On a self-critical note: I taught in a graduate program with a substantial contingent of foreign students. Since I was advising them on their dissertation, I spent an enormous amount of time trying to show them how to write in a second language (some had not even been taught how to write in their first language!). In retrospect, I wonder: Should I have focused also on their reading comprehension? I somehow never came to fully understand, at the time, the importance of background knowledge that is culture-specific and which I took for granted...

Laraine Flemming said...

Hi, So glad to see you back. I thought you might have given up on me because I was so slow to complete my answer.

Yes, we do agree, but not completely. I actually think that it is the reading teacher's job to offer students as much background knowledge as possible. It doesn't necessarily have to be in the form of hand outs or lectures (not that I share the current contempt for lectures but I don't think it would work in this context), but the exercises or reading passages they use should, as much as possible,
focus on people, events, and ideas that might come up in introductory course in subjects like basic biology and American history.

As for your own experience, I wouldn't beat yourself up about that. You did more than many non-reading or writing instructors do. You tried to teach your students how to write better. I have known some wonderful teachers who did the same. But I have also known way too many who couldn't be bothered talking about reading or writing with their students because they felt it was the composition or reading teacher's job.

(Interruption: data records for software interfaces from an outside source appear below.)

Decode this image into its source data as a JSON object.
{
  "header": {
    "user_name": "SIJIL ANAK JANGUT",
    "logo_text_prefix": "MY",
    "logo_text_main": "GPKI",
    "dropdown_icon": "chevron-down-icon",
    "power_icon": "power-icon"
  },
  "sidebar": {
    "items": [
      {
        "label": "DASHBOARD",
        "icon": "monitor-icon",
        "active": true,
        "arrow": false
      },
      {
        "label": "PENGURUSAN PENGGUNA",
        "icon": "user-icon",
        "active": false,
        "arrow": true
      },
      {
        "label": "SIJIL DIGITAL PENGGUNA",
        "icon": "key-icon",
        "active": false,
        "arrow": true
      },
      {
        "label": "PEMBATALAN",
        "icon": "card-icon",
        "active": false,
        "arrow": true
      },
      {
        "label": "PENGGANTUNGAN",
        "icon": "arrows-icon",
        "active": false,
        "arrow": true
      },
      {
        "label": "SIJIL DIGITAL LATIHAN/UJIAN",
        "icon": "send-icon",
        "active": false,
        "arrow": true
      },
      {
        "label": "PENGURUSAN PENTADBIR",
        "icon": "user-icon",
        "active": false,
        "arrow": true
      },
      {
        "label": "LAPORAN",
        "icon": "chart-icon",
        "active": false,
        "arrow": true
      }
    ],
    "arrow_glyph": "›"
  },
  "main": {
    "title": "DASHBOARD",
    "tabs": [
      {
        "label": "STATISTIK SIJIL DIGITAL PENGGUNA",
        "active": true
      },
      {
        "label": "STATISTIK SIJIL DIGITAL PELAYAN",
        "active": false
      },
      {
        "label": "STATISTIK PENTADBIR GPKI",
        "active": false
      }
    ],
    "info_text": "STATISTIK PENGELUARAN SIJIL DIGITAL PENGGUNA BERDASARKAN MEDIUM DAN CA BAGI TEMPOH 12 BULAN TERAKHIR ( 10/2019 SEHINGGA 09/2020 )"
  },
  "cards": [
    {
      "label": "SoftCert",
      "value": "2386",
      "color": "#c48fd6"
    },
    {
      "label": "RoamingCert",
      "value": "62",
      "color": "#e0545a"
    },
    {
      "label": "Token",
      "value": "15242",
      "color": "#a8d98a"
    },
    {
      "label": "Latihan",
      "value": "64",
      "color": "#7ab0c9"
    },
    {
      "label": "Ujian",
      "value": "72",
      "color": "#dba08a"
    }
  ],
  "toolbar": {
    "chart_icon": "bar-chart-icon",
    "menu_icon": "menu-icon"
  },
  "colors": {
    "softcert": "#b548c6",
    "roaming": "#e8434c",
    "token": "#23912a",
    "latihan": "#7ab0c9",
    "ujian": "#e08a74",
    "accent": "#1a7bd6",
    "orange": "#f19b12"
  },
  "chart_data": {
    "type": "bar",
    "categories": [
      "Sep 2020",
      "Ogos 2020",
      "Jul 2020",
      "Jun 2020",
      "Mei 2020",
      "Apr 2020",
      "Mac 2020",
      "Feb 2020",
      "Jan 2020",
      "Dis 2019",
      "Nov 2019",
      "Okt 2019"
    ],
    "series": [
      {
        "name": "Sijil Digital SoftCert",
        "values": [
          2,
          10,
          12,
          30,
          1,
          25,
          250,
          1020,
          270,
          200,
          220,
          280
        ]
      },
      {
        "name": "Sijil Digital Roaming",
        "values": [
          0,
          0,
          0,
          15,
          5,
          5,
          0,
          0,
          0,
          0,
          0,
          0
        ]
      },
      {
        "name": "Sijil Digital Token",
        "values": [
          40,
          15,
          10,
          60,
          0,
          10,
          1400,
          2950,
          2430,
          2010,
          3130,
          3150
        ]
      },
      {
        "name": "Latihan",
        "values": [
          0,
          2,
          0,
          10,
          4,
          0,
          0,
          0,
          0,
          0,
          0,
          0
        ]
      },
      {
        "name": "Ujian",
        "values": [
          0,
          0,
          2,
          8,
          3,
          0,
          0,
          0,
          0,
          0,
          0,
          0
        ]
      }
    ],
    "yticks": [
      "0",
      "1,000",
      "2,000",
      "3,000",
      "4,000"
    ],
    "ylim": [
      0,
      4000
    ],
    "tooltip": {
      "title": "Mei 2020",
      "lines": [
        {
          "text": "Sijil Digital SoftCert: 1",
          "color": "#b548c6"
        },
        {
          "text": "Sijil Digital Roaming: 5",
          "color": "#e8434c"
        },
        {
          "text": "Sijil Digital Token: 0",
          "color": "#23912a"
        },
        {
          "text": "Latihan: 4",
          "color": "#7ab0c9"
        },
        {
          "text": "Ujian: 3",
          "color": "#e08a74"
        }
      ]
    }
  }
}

I remember being shocked by one of my first efforts to encourage a history teacher to talk about the particular methods of presentation history writers use to explain their subject matter. When I told her that her students were coming to me and telling me they were having a hard time with the text she was using and it would help if she. as well as I, went over the specialized vocabulary, signal clues, common patterns etc, she said icily," That's your job, not mine"

Unfortunately, I hear from other reading and writing instructors that, to some degree, this attitude persists, and it is really too bad because everyone loses as a result. My point is, you did not fall into that pattern, and you deserve a lot of credit for that.

secret fan said...

Dear Laraine Flemming: I just discovered your blog, but realize that you haven't posted for 4 years--will you get back to it?

Laraine Flemming said...

Thank you so much. I am going to start blogging again, but I will not be posting on educational topics in general. I'm going to be posting thoughts on specific texts I am reading with my students and encouraging them to discuss both the texts and the posts in the comment section.

About this blog: For years now, whenever I wanted to test out a new exercise or figure out how I’d like to address a new topic,I’ve been sending out an SOS to teachers I’ve worked with or met at conferences and online and asking them what they thought of my approach or if they had another way of addressing say improving students ability to stay focused while reading on the Web.

Probably later than it should have, it’s now occurred to me that a blog might be a good way to bring others into these online discussions, which, for me anyway, have been incredibly valuable. So every week or so, I’m going to post my thoughts on a topic that I consider really central to the teaching of reading and writing. In every post, I’ll include practical strategies for addressing the topic discussed.

My hope is that other instructors will respond with their thoughts and, over time, we can come up with a repository of teaching methods geared to specific objectives like teaching coherence in writing or using linguistic cues in reading and a host of others.